I practically have RCN’s phone number memorized. When my bill was mysteriously doubled, I had to redial the cable company so many times after being hung up on that it is etched in my brain, right next to the hold music I heard for an hour each time. I even considered canceling my service, which is why I’m convinced that if a company – be it a cableco, telco, wireless carrier or Internet provider – had a solid customer service experience (not to mention allowed consumers to bypass those pesky automated menus), they would dominate the market. Customer service is paramount, arguably more so than the speed of a network, the features of a cell phone or the number of high-definition channels offered via IPTV.
Perhaps even more surprising was that wireless carriers, coming in fifth, beat out TV and Internet providers. Internet providers came in third to last on the list of nine and TV service providers followed, beating out only medical insurance providers (at least they can claim that). Still, it is a dismal state of affairs when your TV brings you less joy than your phone, which in turn is also failing to live up to your expectations. I don’t think we can blame the Writer’s Guild for this one.

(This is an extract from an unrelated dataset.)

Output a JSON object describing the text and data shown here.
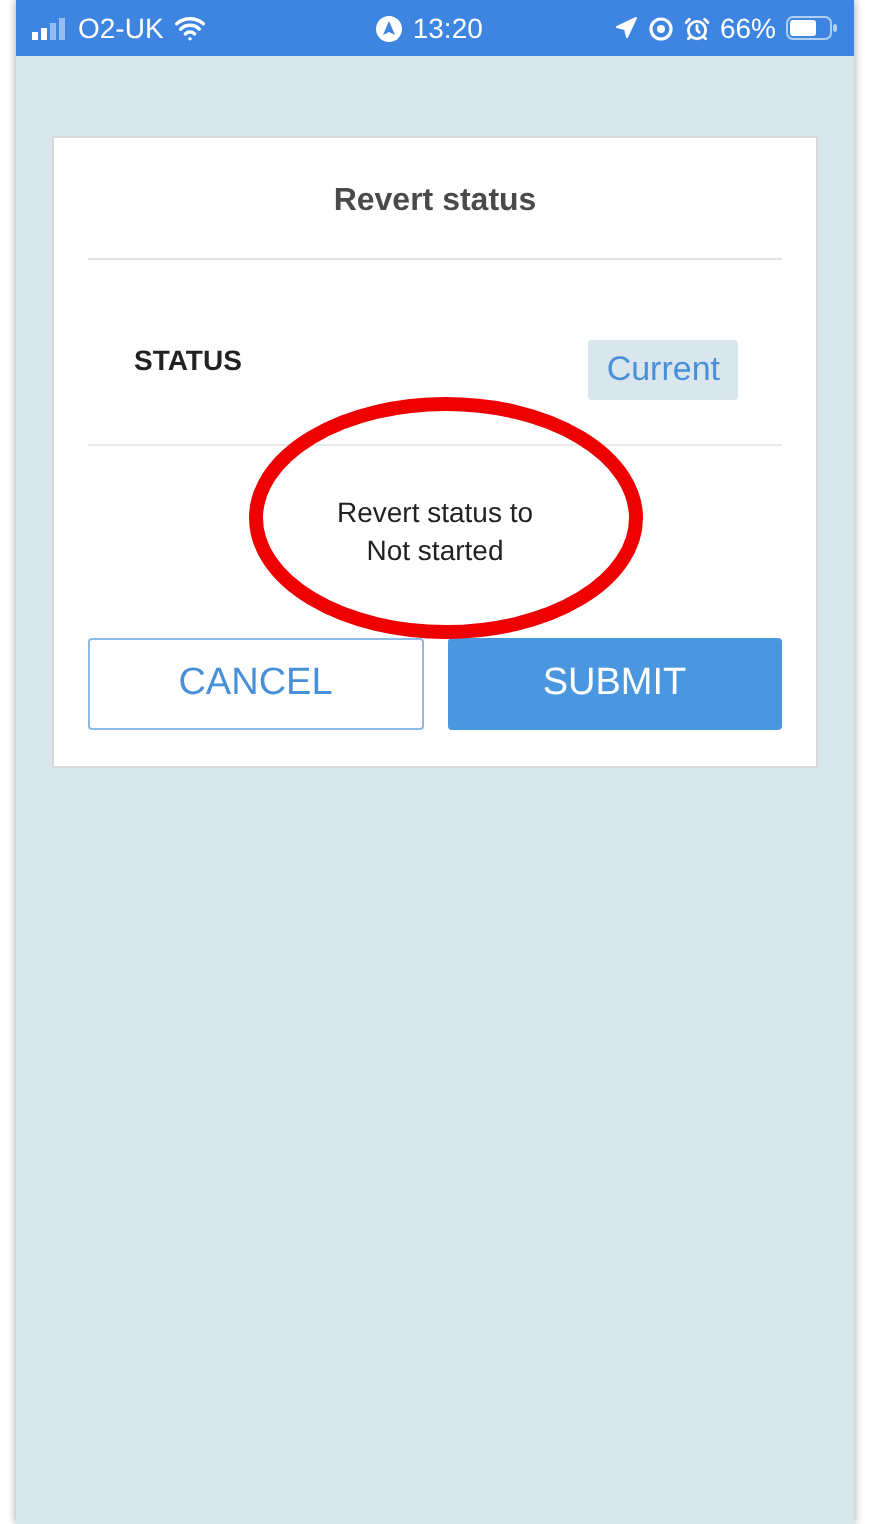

So, the question remains: Are consumers demanding more or is the industry delivering less? The answer may well be both. Forrester analyst Bruce Temkin, who conducted the survey, said that to some degree, the carrier and service providers tend to focus a lot on their products and the protection of their territories rather than on the needs of their customers. It can be a double-edged sword as service providers get caught up offering the latest advancements to attract customers, yet overlook the customers they already have. On the flip side, as customers hear more and more about the capabilities of IPTV, mobile handsets and the Internet, they come to expect the technologies to work more quickly, efficiently and right now.

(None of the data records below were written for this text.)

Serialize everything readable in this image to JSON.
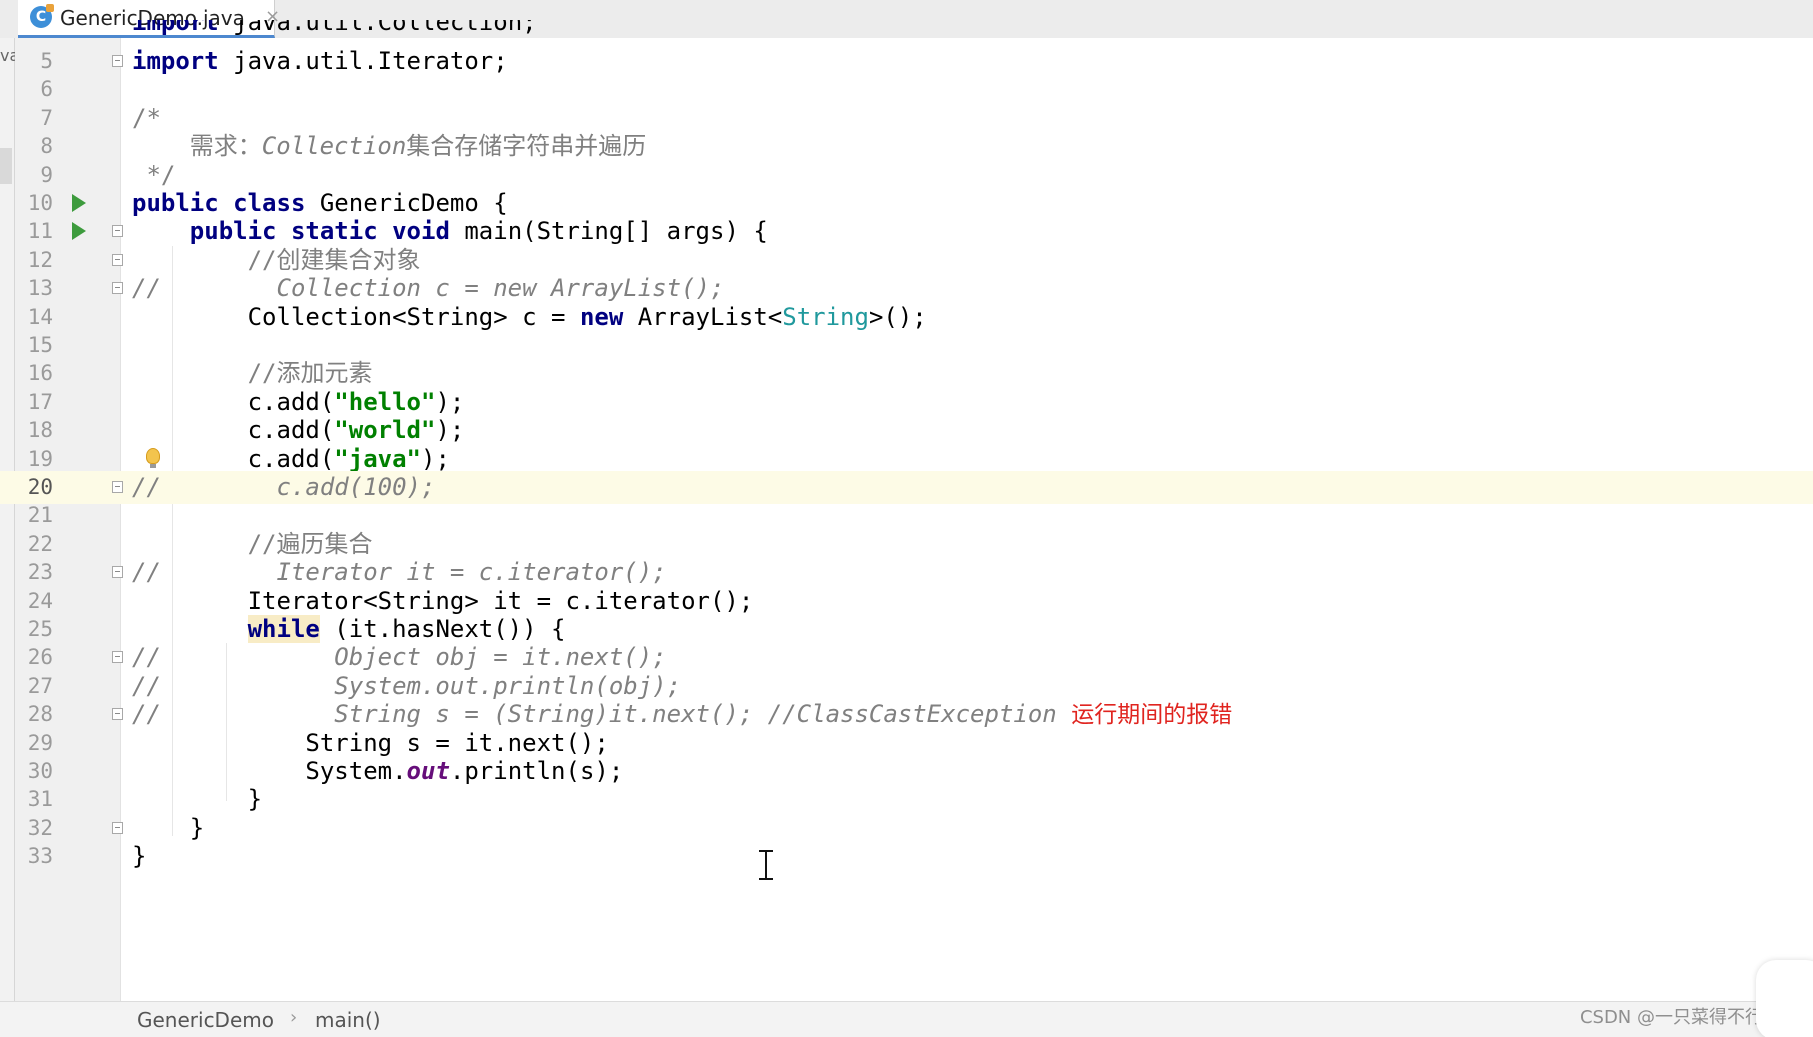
{
  "editor_tab": {
    "icon": "java-class-icon",
    "filename": "GenericDemo.java",
    "close_glyph": "×"
  },
  "left_panel_sliver": "va",
  "code": {
    "partial_top_line": "import java.util.Collection;",
    "lines": [
      {
        "no": "5",
        "text": "import java.util.Iterator;"
      },
      {
        "no": "6",
        "text": ""
      },
      {
        "no": "7",
        "text": "/*"
      },
      {
        "no": "8",
        "text": "    需求：Collection集合存储字符串并遍历"
      },
      {
        "no": "9",
        "text": " */"
      },
      {
        "no": "10",
        "text": "public class GenericDemo {"
      },
      {
        "no": "11",
        "text": "    public static void main(String[] args) {"
      },
      {
        "no": "12",
        "text": "        //创建集合对象"
      },
      {
        "no": "13",
        "text": "//        Collection c = new ArrayList();"
      },
      {
        "no": "14",
        "text": "        Collection<String> c = new ArrayList<String>();"
      },
      {
        "no": "15",
        "text": ""
      },
      {
        "no": "16",
        "text": "        //添加元素"
      },
      {
        "no": "17",
        "text": "        c.add(\"hello\");"
      },
      {
        "no": "18",
        "text": "        c.add(\"world\");"
      },
      {
        "no": "19",
        "text": "        c.add(\"java\");"
      },
      {
        "no": "20",
        "text": "//        c.add(100);"
      },
      {
        "no": "21",
        "text": ""
      },
      {
        "no": "22",
        "text": "        //遍历集合"
      },
      {
        "no": "23",
        "text": "//        Iterator it = c.iterator();"
      },
      {
        "no": "24",
        "text": "        Iterator<String> it = c.iterator();"
      },
      {
        "no": "25",
        "text": "        while (it.hasNext()) {"
      },
      {
        "no": "26",
        "text": "//            Object obj = it.next();"
      },
      {
        "no": "27",
        "text": "//            System.out.println(obj);"
      },
      {
        "no": "28",
        "text": "//            String s = (String)it.next(); //ClassCastException 运行期间的报错"
      },
      {
        "no": "29",
        "text": "            String s = it.next();"
      },
      {
        "no": "30",
        "text": "            System.out.println(s);"
      },
      {
        "no": "31",
        "text": "        }"
      },
      {
        "no": "32",
        "text": "    }"
      },
      {
        "no": "33",
        "text": "}"
      }
    ],
    "current_line": "20",
    "annotation_note": "运行期间的报错"
  },
  "breadcrumb": {
    "items": [
      "GenericDemo",
      "main()"
    ],
    "separator": "›"
  },
  "watermark": "CSDN @一只菜得不行的鸟",
  "colors": {
    "keyword": "#000080",
    "string": "#008000",
    "comment": "#808080",
    "static_field": "#660e7a",
    "type_param": "#20999d",
    "note_red": "#e0241f",
    "current_line_bg": "#fdfbe6",
    "tab_underline": "#4d88cf"
  }
}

A ray of hope from the Forrester study for telcos is that they were not included in the television space. With consumers so displeased with the eight satellite and cable companies included in the survey, a significant opportunity exists for telecom providers to differentiate themselves based on their quality of experience in this space.
And it’s not just a North American phenomenon. Increasing customer dissatisfaction is leading to higher churn in the UK as well. The solution may come from a better product or more likely from simply communicating the utility of a product, how to use it and enjoy it through stronger customer service. In terms of the overall worldwide customer experience, it might just be the one thing that service providers can’t substitute for faster speeds, cheaper prices or technological innovation.